Data records for software interfaces
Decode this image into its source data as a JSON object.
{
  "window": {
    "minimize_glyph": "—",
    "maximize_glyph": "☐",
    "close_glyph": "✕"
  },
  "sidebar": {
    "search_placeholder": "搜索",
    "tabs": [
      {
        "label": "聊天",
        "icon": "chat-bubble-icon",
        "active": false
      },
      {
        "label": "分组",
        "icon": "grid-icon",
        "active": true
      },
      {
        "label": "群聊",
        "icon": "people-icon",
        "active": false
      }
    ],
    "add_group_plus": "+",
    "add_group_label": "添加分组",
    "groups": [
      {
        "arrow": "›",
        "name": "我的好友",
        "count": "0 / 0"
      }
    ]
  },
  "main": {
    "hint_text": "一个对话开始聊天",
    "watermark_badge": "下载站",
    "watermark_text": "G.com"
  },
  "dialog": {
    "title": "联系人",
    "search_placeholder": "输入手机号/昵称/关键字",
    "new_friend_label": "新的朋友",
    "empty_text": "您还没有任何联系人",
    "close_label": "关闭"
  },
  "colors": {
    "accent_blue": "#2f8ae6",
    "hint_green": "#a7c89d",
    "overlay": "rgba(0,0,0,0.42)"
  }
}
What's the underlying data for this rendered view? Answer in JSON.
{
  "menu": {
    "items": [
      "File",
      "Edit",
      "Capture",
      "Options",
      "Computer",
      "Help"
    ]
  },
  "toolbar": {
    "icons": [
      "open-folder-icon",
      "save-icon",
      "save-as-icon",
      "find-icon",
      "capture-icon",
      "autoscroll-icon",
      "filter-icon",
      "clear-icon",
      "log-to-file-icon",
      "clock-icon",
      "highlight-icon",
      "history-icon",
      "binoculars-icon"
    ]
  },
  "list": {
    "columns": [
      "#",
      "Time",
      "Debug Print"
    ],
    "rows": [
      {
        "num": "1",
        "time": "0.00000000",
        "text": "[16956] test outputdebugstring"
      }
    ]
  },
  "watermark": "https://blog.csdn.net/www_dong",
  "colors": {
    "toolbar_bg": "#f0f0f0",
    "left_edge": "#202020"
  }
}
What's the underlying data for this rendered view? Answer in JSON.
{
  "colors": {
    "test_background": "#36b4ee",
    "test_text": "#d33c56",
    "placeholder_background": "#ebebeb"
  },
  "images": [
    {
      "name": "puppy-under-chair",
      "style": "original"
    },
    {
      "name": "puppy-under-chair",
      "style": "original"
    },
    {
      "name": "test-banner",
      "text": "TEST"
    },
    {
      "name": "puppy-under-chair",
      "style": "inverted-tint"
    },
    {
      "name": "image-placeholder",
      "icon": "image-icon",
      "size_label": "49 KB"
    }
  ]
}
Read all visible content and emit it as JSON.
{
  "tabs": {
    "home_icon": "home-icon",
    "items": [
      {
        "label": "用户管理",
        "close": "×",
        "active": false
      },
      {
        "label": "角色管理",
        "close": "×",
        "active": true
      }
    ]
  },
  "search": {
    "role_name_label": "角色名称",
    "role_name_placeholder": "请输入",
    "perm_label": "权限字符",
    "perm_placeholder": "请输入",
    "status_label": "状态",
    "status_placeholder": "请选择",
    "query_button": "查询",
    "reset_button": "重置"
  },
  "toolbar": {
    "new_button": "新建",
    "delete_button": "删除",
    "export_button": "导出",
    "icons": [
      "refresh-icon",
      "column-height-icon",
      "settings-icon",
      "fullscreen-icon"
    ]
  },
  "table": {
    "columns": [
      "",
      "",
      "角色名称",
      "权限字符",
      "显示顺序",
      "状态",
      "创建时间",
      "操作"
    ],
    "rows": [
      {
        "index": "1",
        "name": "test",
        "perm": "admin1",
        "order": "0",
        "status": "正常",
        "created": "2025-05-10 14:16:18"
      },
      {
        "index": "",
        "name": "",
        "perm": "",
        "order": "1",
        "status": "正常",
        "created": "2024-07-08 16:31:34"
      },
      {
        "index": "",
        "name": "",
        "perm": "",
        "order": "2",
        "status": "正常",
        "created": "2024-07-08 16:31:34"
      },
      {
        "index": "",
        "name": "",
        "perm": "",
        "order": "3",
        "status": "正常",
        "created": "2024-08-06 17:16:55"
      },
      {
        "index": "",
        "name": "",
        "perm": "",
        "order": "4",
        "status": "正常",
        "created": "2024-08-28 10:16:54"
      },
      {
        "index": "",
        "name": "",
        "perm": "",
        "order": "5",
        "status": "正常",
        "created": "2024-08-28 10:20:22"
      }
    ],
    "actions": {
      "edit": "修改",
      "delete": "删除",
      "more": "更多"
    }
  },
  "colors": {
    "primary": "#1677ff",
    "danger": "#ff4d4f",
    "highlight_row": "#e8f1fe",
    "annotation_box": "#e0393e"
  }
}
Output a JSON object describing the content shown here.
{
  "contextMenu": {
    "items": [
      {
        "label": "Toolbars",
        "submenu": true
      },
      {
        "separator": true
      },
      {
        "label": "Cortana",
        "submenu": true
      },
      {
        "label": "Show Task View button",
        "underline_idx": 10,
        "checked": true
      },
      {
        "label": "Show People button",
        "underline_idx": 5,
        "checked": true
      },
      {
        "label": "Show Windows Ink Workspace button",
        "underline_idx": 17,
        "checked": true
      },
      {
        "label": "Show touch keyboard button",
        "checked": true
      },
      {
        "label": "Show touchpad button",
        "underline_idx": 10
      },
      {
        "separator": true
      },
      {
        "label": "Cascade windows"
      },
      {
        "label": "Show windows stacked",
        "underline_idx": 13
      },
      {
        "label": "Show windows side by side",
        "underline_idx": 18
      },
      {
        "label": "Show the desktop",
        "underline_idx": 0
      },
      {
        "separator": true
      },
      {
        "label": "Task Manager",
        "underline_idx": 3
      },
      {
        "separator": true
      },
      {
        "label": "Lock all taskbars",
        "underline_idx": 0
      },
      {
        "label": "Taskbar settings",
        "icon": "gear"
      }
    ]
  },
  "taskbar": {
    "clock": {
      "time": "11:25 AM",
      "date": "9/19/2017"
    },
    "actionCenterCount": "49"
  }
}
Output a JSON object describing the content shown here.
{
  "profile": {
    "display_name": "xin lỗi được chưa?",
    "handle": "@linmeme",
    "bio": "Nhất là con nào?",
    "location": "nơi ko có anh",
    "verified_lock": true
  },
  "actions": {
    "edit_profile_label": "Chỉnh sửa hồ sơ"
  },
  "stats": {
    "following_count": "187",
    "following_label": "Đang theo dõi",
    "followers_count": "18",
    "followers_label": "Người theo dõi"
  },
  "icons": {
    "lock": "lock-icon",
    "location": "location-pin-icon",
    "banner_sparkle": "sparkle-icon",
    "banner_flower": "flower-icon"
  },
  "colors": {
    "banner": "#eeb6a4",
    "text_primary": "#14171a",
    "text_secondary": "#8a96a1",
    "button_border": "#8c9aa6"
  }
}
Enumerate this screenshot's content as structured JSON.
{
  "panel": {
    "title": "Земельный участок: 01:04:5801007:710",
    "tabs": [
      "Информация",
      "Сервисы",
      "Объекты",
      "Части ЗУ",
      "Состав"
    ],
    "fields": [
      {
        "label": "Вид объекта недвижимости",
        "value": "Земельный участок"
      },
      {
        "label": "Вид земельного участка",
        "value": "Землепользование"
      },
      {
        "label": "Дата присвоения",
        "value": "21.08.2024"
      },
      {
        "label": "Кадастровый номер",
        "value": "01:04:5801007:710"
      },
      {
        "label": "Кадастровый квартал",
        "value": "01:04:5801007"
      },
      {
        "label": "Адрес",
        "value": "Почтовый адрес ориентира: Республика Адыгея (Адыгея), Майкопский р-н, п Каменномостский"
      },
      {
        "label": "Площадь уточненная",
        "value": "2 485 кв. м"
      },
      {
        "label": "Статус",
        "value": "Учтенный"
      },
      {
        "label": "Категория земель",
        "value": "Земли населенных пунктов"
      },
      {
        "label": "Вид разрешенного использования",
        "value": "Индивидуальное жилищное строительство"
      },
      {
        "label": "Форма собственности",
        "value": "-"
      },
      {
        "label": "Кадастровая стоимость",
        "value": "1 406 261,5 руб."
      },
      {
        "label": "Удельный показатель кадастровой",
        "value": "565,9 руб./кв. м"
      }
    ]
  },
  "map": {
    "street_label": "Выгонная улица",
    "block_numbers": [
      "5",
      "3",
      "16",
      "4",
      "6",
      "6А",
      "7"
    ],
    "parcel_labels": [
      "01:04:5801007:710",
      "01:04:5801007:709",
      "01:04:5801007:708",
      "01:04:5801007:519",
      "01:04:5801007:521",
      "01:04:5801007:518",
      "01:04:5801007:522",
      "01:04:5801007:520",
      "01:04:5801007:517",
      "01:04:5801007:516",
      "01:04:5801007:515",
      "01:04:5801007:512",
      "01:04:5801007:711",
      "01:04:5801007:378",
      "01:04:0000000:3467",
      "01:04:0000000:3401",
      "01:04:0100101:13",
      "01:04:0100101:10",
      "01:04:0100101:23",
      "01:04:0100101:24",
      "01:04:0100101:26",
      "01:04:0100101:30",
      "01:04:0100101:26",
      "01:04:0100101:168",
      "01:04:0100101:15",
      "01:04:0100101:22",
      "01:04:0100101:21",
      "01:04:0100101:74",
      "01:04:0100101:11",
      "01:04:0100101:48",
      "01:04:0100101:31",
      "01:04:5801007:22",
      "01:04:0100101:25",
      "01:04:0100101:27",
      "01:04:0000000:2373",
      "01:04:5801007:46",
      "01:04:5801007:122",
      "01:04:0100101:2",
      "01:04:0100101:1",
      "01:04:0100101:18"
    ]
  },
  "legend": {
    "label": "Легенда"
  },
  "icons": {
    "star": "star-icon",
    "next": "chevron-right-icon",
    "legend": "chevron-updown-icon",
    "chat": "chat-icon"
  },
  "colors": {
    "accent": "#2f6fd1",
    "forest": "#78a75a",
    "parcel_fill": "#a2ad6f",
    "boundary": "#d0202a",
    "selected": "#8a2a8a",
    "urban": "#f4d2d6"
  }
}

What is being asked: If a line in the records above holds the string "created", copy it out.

Problem solution:
        "created": "2025-05-10 14:16:18"
        "created": "2024-07-08 16:31:34"
        "created": "2024-07-08 16:31:34"
        "created": "2024-08-06 17:16:55"
        "created": "2024-08-28 10:16:54"
        "created": "2024-08-28 10:20:22"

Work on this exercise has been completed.